DAY JOB PRODUCTIONS - STATEMENT OF PURPOSE
Orange County has, at best, an inadequate infrastructure for aspiring filmmakers [for our purposes filmmaking and movies are generic for any artform that captures a story to film or digital format for replay at a later date].
DJP was designed, in part, to become a vehicle for empowering amateur, journeymen, and professional filmmakers to get together and collaborate to make 4-6 shorts per year.
Our primary purpose is to create opportunities to make movies for those whose ‘day job’ became permanent, and thus had to abandon their dream of being a full time filmmaker, not unlike many who participate in amateur theater. Also, those on their way up or just wanting to hone their skills and gain some ‘credits’ as they make their way in the filmmaking world are welcome. The Orange County pool of talented but otherwise inactive writers, costumers, camera operators, gaffers, grips, script supervisors, etc, etc is enormous.

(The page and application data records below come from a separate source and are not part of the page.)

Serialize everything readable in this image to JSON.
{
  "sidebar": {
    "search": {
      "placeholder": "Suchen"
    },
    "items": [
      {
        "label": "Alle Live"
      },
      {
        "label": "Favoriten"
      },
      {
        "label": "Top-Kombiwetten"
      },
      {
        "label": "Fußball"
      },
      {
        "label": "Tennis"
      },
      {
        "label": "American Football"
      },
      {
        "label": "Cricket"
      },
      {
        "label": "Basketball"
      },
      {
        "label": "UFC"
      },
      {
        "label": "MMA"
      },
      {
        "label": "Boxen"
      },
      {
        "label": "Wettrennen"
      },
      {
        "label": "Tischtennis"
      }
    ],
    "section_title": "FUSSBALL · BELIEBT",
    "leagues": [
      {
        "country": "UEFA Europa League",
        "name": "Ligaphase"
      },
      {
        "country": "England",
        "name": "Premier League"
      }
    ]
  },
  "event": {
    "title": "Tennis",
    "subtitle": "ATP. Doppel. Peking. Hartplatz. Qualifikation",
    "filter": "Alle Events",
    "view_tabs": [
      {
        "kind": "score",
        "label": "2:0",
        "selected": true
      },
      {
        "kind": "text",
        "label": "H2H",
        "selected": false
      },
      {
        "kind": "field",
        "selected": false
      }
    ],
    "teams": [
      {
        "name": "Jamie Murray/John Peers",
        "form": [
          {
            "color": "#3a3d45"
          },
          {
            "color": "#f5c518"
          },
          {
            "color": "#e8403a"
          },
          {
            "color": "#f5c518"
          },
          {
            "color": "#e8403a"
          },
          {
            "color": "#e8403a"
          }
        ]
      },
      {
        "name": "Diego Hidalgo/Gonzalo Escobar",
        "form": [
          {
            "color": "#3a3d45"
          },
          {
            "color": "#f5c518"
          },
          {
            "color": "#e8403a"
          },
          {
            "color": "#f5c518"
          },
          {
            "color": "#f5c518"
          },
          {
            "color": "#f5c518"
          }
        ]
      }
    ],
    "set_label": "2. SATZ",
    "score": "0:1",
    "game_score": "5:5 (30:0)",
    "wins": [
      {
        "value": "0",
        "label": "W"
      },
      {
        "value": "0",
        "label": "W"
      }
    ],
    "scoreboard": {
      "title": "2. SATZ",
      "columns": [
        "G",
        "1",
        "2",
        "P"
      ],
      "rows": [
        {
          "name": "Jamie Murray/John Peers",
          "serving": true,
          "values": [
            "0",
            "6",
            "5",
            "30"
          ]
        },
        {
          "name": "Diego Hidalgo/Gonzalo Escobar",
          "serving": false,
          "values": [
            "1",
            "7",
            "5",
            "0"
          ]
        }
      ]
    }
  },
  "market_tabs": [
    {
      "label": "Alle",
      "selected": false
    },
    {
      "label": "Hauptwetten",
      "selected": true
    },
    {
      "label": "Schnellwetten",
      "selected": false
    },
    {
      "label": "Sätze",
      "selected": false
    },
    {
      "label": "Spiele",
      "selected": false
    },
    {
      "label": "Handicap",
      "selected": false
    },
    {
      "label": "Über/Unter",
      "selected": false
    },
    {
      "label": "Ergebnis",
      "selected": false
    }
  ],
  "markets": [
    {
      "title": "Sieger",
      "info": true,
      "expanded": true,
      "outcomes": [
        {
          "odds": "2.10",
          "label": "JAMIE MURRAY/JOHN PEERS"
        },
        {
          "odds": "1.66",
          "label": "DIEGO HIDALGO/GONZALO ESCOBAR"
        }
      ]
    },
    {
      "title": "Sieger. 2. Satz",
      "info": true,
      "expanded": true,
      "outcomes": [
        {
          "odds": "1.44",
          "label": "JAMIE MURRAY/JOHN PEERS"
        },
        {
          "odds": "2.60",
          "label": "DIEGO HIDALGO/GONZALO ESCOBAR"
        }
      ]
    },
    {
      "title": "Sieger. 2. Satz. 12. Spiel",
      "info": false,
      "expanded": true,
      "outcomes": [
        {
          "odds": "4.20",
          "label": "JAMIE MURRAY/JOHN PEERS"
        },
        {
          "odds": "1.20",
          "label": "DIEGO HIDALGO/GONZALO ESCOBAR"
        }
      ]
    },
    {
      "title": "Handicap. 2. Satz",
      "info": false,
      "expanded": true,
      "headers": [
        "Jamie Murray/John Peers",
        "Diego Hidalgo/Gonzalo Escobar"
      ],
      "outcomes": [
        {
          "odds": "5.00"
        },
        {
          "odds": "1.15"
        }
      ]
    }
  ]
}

We will attract a talented volunteer crew, several people deep in each position and be able to have adequate coverage of people to do pre- and post- production as well as a good crew for the actual shoot plus help others hone their skills. That’s the general idea.
DJP REQUIREMENTS FOR MEMBERSHIP
We don’t expect anyone to be able to participate in all projects and activities but whatever you commit to we expect you to conduct yourself in the following manner:
Be Reliable and Act With Integrity
Don’t over commit. If you’re too busy, pass on a project so you don’t get others to count on you and then have to fill in for you at the last minute.
Be On Time
If you are going to miss a commitment, inform the other party at the earliest possible point so they can make alternate arrangements
If you have a conflict with other commitments, negotiate a change or don’t make a new commitment
If you really can’t do something, decline to commit or offer an alternative
When I was a kid growing up in New York City, groups of people would show up at the local sandlot (a makeshift playground, generally unimproved parcels of land that were used to play cops & robbers, hide & seek and pick up games of sports). We'd gather at night or on weekends, everyone bringing their own gear, choose up sides and play some ‘organized’ sport such as baseball and football, etc. We all agreed to respect a set of rules and there was very little whining or complaining. Those who did, rarely got invited back, oftentimes sent home immediately. This was our play time and we didn’t tolerate much BS. People got hurt from time to time and nobody sued or threatened one another. The bragging rights were collective. Of course we had leaders and stars, but everyone who put in an honest effort was treated with respect and valued. Race, gender (even in football), or a myriad of other classifications didn’t matter so long as participants were capable (sometimes only of learning) of giving a full measure of effort, were reliable and treated one another’s person and possessions with respect. I even remember physically challenged kids participating, sometimes in a support capacity only, because they were a member of our community. This is the model we are creating.
If you’re a high maintenance person, this is not the group to join.
What’s In It For Those Who Participate?
First, and foremost is to be a part of the process of storytelling in our chosen artform.
Second, to hopefully walk away with a DVD or some other permanent memento of the ‘shoot’ with your name in the credits for the work you performed.
Third, if we agree the result is good enough, we’ll probably submit to appropriate festivals, cable stations, etc as well as post on the Internet.
What Does It Cost?
Hopefully very little. We expect those who have equipment to volunteer it from time to time to complete a shoot – oftentimes it will be part of the function you are performing (lights, camera, c-stands, post production equipment, etc). Eventually we hope to attract ‘patrons’ who will donate equipment, cash, time, food (craft services), transportation, etc. If not, we expect about 20 people will participate in any given project and might need to chip in $20-$50 each for expendables (Mini-DV tapes, squibs, DVDs for distribution to members, etc. For the most part we expect to be resourceful. One of our members shot a feature (over 70 minutes) for less than $500 and another shot 4 pilot episodes of a one hour series for less than $700, total!
There will be members who become professional, full time filmmakers. While we can’t force anyone to do so, we would hope they come back from time to time to continue to participate and mentor others. We already have some initial members who actually make a living in the business and are mentoring already. Notwithstanding the headlines of some who are quite self-centered, the vast majority of people in filmmaking, professional and amateur, are decent, hard-working and willing to help one another.
Who’s In Charge?
That’s the plan. If you have what it takes to ride with this gang, hop on board.